There is a new movement in the world of psychology; it is called positive psychology. It seeks to take the age old quest for happiness and use science’s method of study and evidence to lead the human race to the accomplishment of a happy life. The question is: Does it work?
Positive Psychology Roots
The idea of positive psychology was first introduced by Abraham Maslow in his book “Motivation and Personality” in 1954. The term was adopted by Martin Seligman, who is often viewed as the founder of the positive psychology movement.
Mr. Seligman brought the attention of psychologists to the study of mental wellness when he became president of the American Psychological Association in 1998. In a speech he gave after his inauguration he addressed his concern that in the past psychologists had mainly been concerned about studying and preventing mental illness without paying any attention to the study and promotion of mental wellness. (1)
Ideals and Approach
Martin Seligman’s vision of a new approach to psychology inspired others in his field, most notably, his colleague Mihaly Csikszentmihalyi. In the year 2000 they worked together to define the goals of the new specialty of positive psychology. (2) Those goals include helping individuals and society to flourish, be happier, and enjoy life more fully. Their vision is an ambitious one, which involves going beyond solving ills into creating a deeply positive existence.
This objective spawned a new vocabulary. Words like happiness, gratitude, flow, altruism, contentment, well-being, growth, and originality take on scientific meanings. The concepts that those words represent are now the subjects of empirical studies.(3) Systems are created to try to quantify, explain and organize the qualities of a “good life” and how to achieve it. This field creates new, scientifically-based self-help books.
It is easy to see why this field of study would be exciting. Its purpose is to make the world a better place.
Weaknesses and Problems
There are two sides to every coin. Although the goals of positive psychology may be noble, is it really possible to scientifically discover the keys to happiness? Like any field of science theories abound. Let’s face it: theories aren’t facts. The scientists and psychologists pursuing this research aren’t immune to the blinding effects of self-interest and the lack of objectivity that often come just by virtue of being human. (4)
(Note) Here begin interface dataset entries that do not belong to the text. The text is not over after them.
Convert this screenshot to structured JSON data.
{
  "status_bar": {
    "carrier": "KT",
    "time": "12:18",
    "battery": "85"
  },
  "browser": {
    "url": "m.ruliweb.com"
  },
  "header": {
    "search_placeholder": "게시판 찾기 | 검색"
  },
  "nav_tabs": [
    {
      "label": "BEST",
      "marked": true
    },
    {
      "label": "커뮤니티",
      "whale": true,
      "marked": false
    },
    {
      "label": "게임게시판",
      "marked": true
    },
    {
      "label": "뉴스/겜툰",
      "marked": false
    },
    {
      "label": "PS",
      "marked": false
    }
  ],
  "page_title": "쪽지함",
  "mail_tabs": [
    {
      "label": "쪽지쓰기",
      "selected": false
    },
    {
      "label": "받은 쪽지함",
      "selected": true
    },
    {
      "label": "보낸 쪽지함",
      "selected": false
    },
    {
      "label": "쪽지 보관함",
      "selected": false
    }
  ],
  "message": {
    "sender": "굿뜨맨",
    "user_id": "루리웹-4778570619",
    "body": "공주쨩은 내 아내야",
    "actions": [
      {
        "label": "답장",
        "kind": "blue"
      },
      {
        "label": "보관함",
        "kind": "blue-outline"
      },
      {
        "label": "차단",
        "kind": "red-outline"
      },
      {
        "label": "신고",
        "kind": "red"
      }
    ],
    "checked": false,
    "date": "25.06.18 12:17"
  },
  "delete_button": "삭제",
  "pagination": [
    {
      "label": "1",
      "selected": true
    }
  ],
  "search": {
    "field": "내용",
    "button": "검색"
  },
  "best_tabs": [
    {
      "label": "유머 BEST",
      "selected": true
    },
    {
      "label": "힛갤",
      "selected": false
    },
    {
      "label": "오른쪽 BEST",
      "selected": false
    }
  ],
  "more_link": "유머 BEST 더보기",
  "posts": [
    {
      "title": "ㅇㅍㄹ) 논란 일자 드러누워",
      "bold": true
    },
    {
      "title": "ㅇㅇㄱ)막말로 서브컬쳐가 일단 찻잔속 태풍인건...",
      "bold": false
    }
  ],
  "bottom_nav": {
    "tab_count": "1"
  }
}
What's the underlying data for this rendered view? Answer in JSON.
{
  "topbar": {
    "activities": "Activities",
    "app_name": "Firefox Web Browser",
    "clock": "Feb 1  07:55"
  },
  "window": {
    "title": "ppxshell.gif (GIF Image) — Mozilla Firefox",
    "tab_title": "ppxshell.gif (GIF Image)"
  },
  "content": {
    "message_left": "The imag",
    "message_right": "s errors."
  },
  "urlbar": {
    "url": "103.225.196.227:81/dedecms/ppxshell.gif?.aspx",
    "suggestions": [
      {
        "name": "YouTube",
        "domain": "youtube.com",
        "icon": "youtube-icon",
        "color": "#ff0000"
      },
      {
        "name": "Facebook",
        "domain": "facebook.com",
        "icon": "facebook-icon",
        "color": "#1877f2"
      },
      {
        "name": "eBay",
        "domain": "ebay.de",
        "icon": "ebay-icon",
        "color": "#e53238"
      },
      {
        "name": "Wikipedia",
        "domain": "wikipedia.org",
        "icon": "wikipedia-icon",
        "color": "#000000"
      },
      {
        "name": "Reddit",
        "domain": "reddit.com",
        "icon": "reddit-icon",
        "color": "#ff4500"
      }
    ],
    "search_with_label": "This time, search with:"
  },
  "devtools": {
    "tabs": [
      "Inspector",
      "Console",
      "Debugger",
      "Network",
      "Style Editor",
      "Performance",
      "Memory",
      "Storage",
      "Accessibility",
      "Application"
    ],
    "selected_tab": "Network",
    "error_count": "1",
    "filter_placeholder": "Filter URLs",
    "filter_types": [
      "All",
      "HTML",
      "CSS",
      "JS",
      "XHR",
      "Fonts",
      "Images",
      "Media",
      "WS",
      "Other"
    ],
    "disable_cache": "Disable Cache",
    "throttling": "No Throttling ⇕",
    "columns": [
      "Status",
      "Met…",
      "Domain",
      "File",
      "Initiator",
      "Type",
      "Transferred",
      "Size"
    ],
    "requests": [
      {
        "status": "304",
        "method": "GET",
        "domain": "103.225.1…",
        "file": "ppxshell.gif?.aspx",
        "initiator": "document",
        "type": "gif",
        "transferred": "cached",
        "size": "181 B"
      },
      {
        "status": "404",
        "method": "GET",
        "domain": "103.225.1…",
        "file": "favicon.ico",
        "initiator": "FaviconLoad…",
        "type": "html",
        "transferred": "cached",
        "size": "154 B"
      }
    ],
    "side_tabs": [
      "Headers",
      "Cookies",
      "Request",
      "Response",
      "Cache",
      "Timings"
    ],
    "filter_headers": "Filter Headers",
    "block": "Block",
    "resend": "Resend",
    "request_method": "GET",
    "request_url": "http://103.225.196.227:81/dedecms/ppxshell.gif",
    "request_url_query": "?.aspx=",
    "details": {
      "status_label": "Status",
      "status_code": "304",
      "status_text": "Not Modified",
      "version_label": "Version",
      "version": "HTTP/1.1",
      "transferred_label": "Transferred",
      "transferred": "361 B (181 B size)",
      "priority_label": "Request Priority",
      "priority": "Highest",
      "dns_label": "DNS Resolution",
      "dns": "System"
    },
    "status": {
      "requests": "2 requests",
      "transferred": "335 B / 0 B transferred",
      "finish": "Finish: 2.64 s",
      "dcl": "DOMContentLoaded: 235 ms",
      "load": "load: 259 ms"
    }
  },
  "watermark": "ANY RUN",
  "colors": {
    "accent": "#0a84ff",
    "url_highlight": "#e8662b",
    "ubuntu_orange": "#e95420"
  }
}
As optimistic as this positive psychology movement is, one needs to acknowledge that human nature does have its dark side and the search for happiness creates opportunities to profit from that search. The aforementioned self-help books abound, as do many conferences, seminars, and classes which strive to cash in on the research being done in this discipline and thus creating – at the very least – the potential for a conflict of interest. (5) (6)
Try It and See
One way to evaluate the claims being made is to try it for yourself and see if it works.
Although this method may not be the most scientific or objective it still has merit. Experience has value as part of any education. Here are a couple of exercises for you to try out:
Letter of Self-Compassion:
This exercise was developed to help develop the positive attribute of self compassion, which is defined as: 1. kindness toward oneself 2. recognition of shared humanity 3. objective awareness. (7) It has been shown to increase happiness and decrease depression. (8)
Choose an aspect about yourself you don’t like. It can be a physical feature or a personality flaw. Explain why you don’t like this feature in writing to a really close and supportive friend. Go through all the embarrassing stories that make you hate this part of you. Write about how this aspect makes you feel.
Then be that close friend you were writing to and write back. Write back the kind of letter that you would write to a good friend who really needed some love and compassion. Then read your second letter and see if it makes you feel better about your original flaw. (9)
Best Possible Self Exercise:
With a pencil in hand and a piece of paper on standby, think about the kind of future you want. Imagine that everything you ever wanted was yours to have. What would it look like? Daydream about this perfect future as specifically as possible. Then start writing about it in great detail for at least 15 minutes. Don’t worry about spelling or grammar just write your vision of your ideal future.(12)
Positive psychology offers some compelling insights into the nature of happiness. It can be useful in helping people improve their experiences in life. Many of the insights have stood up to the analysis of experts. There is also persuasive evidence that the exercises this field has developed to increase positive emotions work.
But even if a book, seminar or class may identify itself with the positive psychology movement it doesn’t necessarily mean that it is well researched or that the conclusions it comes to are reliable. As with most information in this world one should take a good look at the source.
It may not be the secret to everlasting happiness but, positive psychology is a new discipline that offers much to the improvement of the human experience. Can science make you happier? It looks like the answer is: yes.